He discovered that keeping the wine cool for 5-6 months to develop flavour and aroma and then adding sulphur stopped the malo from taking place. The result was much fresher more drinkable wines with a more developed mineral character.
JG: Did anyone else adopt this new technique?
TM: Yes, pretty much all Chilean chardonnay is made in a similar way now.
JG: What have you picked up from visiting Chile for so many years from the people we work with?
TM: I have been lucky enough to learn alongside some of the country's best winemakers, particularly people like Ignacio. They have taught me so much about blending wines which has been an incredible asset when it comes to putting together blends for The Wine Society.
JG: Have you been able to establish contacts with producers that enable us to get 'special access' to wines?
TM: Undoubtedly. One of the things that Chile has in common with Australia is that it has some really big producers who are able to operate like boutique producers and make top-quality wines, like Penfold's have done.
Concha-y-Toro, for example, don't just produce some excellent brands but they are also capable of putting together some small-batch productions just for us.
JG: Is it just a question of hard-graft on your part Toby to build up these relationships with producers which enables us to benefit in terms of some fantastic own-label wines?
TM: When you are commissioning wines there has to be an element of trust. We expect our suppliers to produce the wines, age them, bottle them, print labels and deliver them to us when we want them. If something goes wrong at any stage in the process they won't necessarily have anyone else to sell the wine to.
What I think is really exciting about Chile is that there is still enormous potential. I have enjoyed learning alongside its top winemakers and we have fun putting blends together Toby blends 20+ wines with different producers and gets in there early to secure wines for us at an early stage]. It is clear that the winemakers we work with also enjoy the process of putting something special together for us and I do what I can to help them out too… for example helping with negotiations with French barrel manufacturers and opening some decent bottles when they get to visit us!
As well as helping out with practical issues, the sharing of ideas and information is not just enjoyable but has helped us to be stronger together. I share a similar aesthetic and palate as many of Chile's winemakers and there is huge mutual respect.
JG: And this is where our members really benefit from the time spent nurturing such relationships and building up extensive knowledge of the regions you are buying from?
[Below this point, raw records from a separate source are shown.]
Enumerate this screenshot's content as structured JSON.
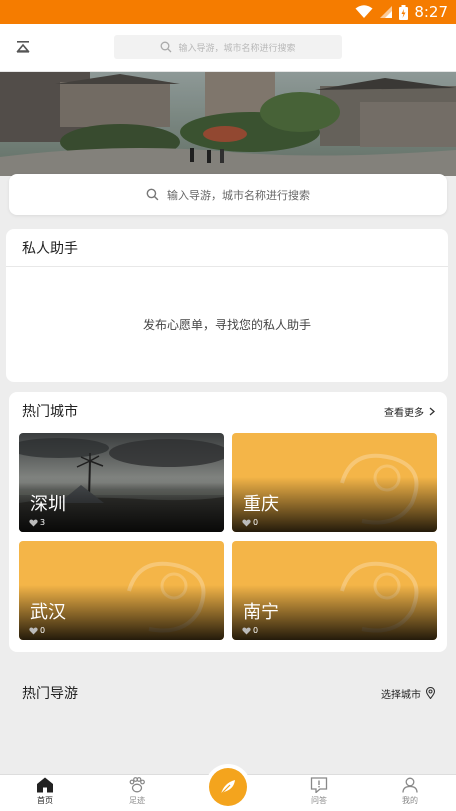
{
  "status_bar": {
    "time": "8:27",
    "icons": [
      "wifi-icon",
      "signal-icon",
      "battery-icon"
    ]
  },
  "top_bar": {
    "search_placeholder": "输入导游，城市名称进行搜索"
  },
  "banner": {
    "image": "banner-photo"
  },
  "search_card": {
    "placeholder": "输入导游，城市名称进行搜索"
  },
  "assistant": {
    "title": "私人助手",
    "message": "发布心愿单，寻找您的私人助手"
  },
  "hot_cities": {
    "title": "热门城市",
    "more_label": "查看更多",
    "items": [
      {
        "name": "深圳",
        "likes": "3"
      },
      {
        "name": "重庆",
        "likes": "0"
      },
      {
        "name": "武汉",
        "likes": "0"
      },
      {
        "name": "南宁",
        "likes": "0"
      }
    ]
  },
  "hot_guides": {
    "title": "热门导游",
    "select_city_label": "选择城市"
  },
  "tab_bar": {
    "tabs": [
      {
        "label": "首页",
        "icon": "home-icon",
        "active": true
      },
      {
        "label": "足迹",
        "icon": "paw-icon",
        "active": false
      },
      {
        "label": "问答",
        "icon": "qa-icon",
        "active": false
      },
      {
        "label": "我的",
        "icon": "user-icon",
        "active": false
      }
    ],
    "center_icon": "feather-icon"
  },
  "colors": {
    "status_bar": "#f57c00",
    "accent": "#f4a41d",
    "card_placeholder": "#f4b548"
  }
}
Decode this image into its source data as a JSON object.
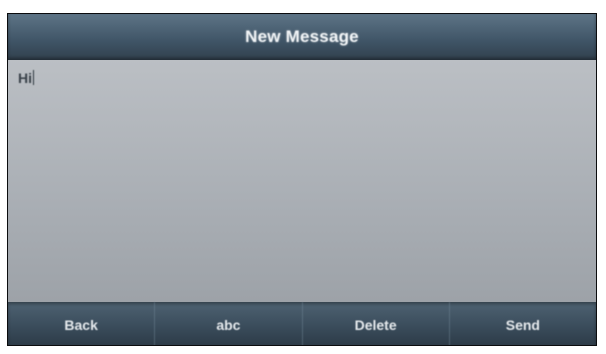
{
  "screen": {
    "title": "New Message",
    "message": {
      "text": "Hi"
    },
    "softkeys": [
      {
        "label": "Back"
      },
      {
        "label": "abc"
      },
      {
        "label": "Delete"
      },
      {
        "label": "Send"
      }
    ]
  }
}
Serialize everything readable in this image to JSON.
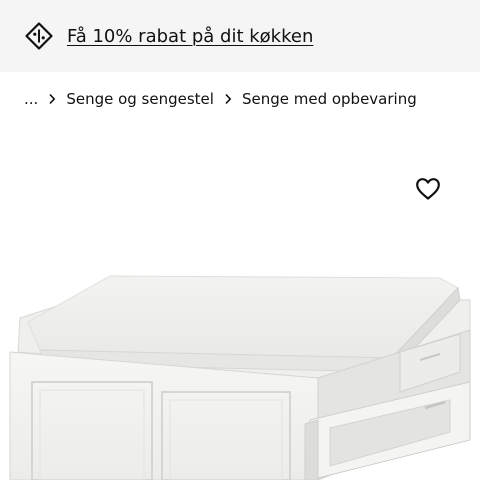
{
  "promo": {
    "icon": "discount-tag-icon",
    "text": "Få 10% rabat på dit køkken"
  },
  "breadcrumb": {
    "ellipsis": "...",
    "separator_icon": "chevron-right-icon",
    "items": [
      {
        "label": "Senge og sengestel"
      },
      {
        "label": "Senge med opbevaring"
      }
    ]
  },
  "product": {
    "favourite_icon": "heart-outline-icon",
    "image_subject": "white-bed-frame-with-drawers"
  },
  "colors": {
    "banner_bg": "#f5f5f5",
    "text": "#111111",
    "background": "#ffffff"
  }
}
TM: I truly believe we get our best wines from people with whom we have a long track record. I know that people are a bit suspicious of that sometimes, but ultimately, when you build up a relationship with someone, helping each other out when you have to, it builds a kind of confidence.
This is what allows us as buyers more often than not to get the first choice of the wines, to get to make the blends we want for our members and to have privileged access. As a result I think we get better wines at better prices.
JG: I don't think there can be a better advocacy of membership of The Wine Society or a better place to end this interview, Toby. I think that says it all!
Read Toby's Ultimate Guide to Chile